Math & Science, Meet Kitchen They’re relying on key scientific principles – especially when it comes to baking – and using math for a range of functions, from measurement to ratios to conversions. You need passion to become a successful chef, but you also need a solid grounding in math and science principles.

How science is applicable in kitchen?

Heating, freezing, mixing and blending are all processes used in the laboratory and the kitchen. When we cook food, a myriad of different physical and chemical processes simultaneously take place to transform the ingredients (i.e. chemicals) involved. Carbohydrates are an interesting case study.

What math is most useful?

Math helps us have better problem-solving skills With math, we can think analytically and have better reasoning abilities. Analytical thinking means the ability to think critically. Reasoning is the ability to think logically. Analytical and reasoning skills are essential as they help us solve problems.

Why math is the most important subject?

Mathematics helps us understand the world and provides an effective way of building mental discipline. Math encourages logical reasoning, critical thinking, creative thinking, abstract or spatial thinking, problem-solving ability, and even effective communication skills.

What are the benefits of math?

Here are six more reasons to study mathematics.

• Excellent for your brain. Creative and analytical skills are highly desired by employers. …
• Real-world applications. …
• Better problem-solving skills. …
• Helps almost every career. …
• Helps understand the world better. …
• It is the universal language.

How is geometry used in food?

Geometric shapes are a significant part of food design. For example, scoop-shaped pasta is designed to hold sauce; square-shaped pasta — such as ravioli — encases meat, vegetables, sauce or cheese; and ridged pasta soaks up sauce.

How do I teach my grocery skills?

13 Skills To Teach At The Grocery Store When Shopping With Kids

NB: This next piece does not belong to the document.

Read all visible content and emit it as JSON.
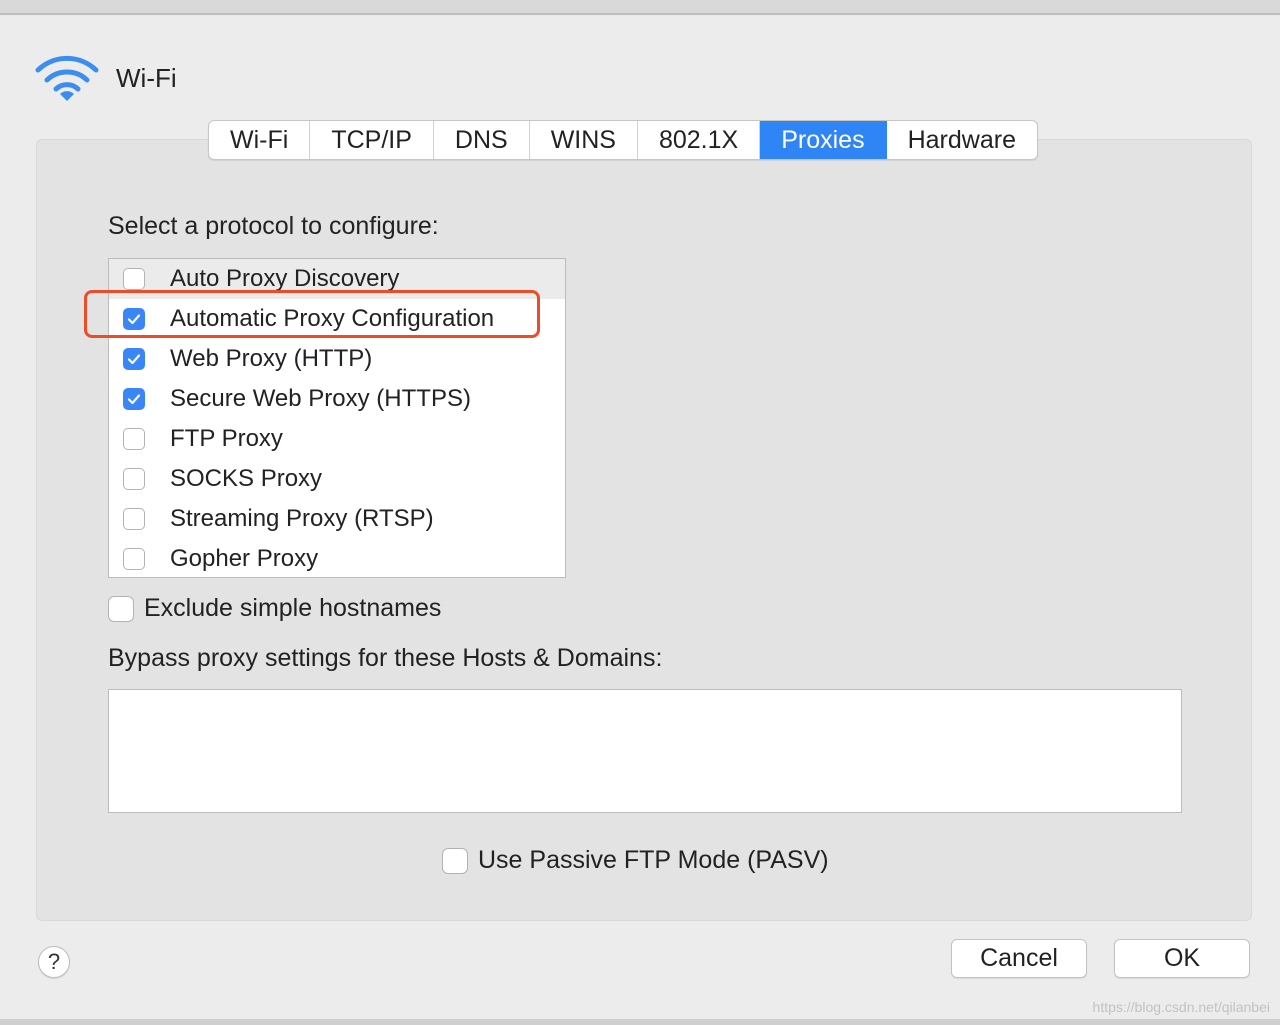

1. Take Them To The Farmer’s Market Or Farm To Learn Where Food Comes From. …
2. Explain About Needs And Wants. …
3. Read Nutrition Labels Together. …
4. Teach Kids About “Tricky Foods” …